---------- DATA FOR REVIEW

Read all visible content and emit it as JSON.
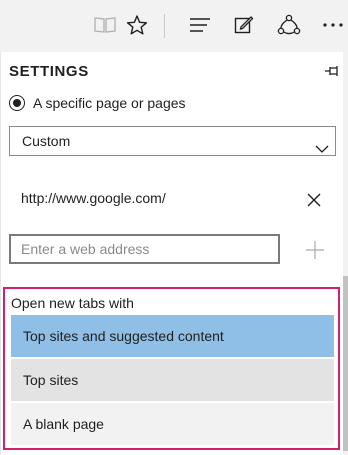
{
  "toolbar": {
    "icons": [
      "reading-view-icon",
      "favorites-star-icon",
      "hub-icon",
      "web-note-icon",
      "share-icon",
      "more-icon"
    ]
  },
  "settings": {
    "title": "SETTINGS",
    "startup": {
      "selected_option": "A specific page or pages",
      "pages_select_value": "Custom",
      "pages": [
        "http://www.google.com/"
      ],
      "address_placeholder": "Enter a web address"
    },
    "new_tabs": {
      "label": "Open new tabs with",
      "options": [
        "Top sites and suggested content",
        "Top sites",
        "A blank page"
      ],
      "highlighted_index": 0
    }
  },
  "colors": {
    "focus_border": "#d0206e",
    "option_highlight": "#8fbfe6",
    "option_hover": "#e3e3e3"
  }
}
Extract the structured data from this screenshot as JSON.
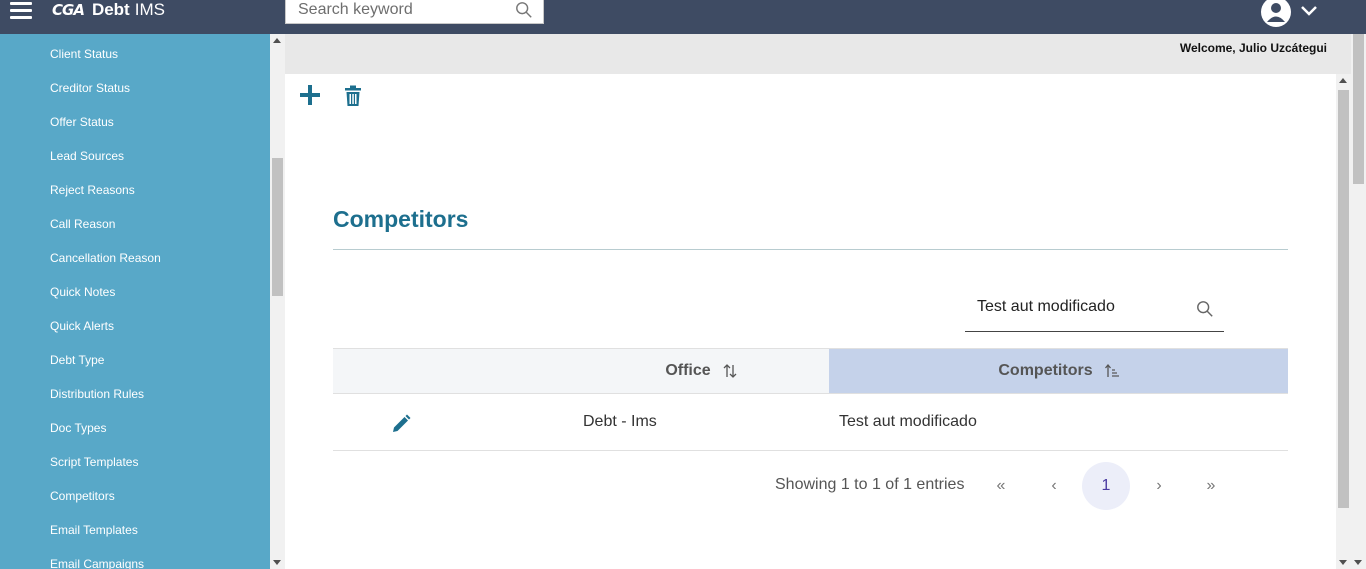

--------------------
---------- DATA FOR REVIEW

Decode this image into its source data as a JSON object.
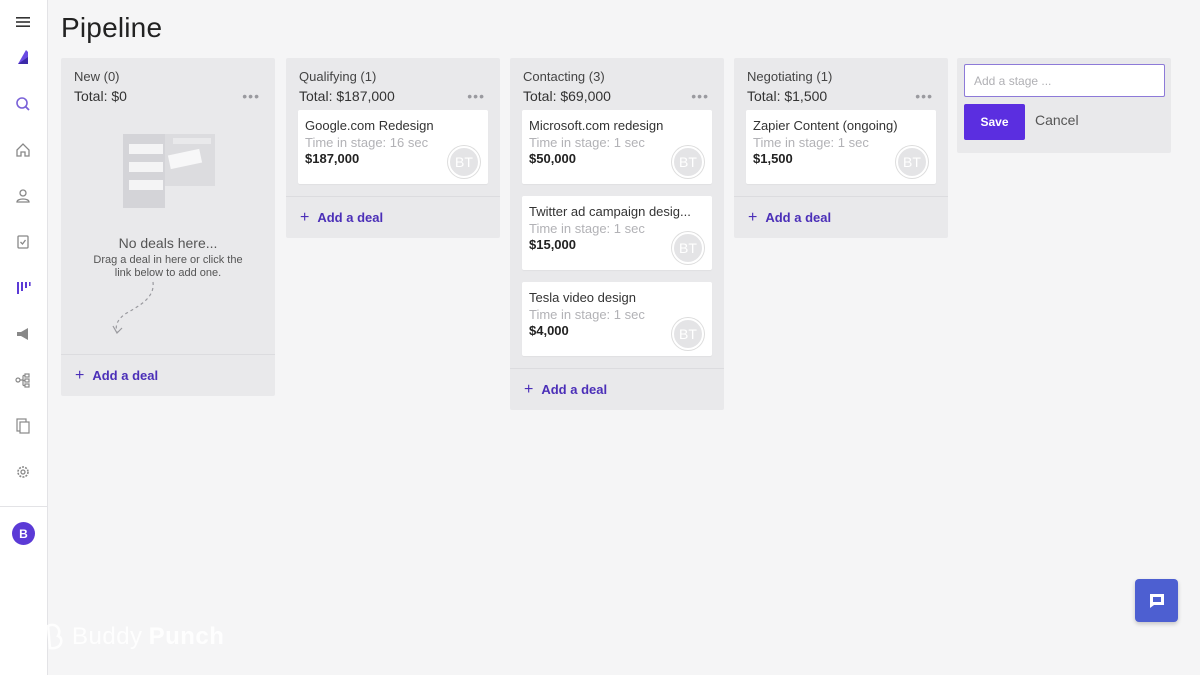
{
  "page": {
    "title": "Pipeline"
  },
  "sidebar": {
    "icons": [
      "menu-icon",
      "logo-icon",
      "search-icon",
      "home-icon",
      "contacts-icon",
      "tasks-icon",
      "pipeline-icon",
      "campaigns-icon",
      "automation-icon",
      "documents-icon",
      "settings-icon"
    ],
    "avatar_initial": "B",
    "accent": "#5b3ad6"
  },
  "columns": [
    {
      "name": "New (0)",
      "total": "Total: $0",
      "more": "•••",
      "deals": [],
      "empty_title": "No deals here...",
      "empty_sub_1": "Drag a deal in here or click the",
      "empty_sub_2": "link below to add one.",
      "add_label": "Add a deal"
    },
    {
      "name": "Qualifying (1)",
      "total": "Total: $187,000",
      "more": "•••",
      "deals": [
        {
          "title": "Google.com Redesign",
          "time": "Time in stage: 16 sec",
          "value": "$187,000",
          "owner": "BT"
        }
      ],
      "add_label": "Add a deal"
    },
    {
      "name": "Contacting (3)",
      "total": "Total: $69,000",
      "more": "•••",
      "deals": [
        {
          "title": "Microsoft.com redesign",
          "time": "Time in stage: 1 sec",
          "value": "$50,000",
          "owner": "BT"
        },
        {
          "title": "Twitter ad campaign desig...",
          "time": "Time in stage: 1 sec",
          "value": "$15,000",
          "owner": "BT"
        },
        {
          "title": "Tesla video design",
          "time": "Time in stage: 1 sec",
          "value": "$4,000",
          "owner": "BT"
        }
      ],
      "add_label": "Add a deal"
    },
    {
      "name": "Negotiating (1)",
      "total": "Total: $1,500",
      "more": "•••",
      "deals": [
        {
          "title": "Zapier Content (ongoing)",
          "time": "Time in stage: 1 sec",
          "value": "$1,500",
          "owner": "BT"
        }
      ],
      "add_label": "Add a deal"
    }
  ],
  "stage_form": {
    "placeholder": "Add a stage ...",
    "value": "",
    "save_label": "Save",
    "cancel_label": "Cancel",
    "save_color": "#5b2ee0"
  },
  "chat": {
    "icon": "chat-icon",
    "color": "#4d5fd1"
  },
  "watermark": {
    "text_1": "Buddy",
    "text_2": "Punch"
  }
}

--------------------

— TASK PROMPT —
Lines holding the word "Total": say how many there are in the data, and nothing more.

— SOLUTION TO THE PROBLEM —
4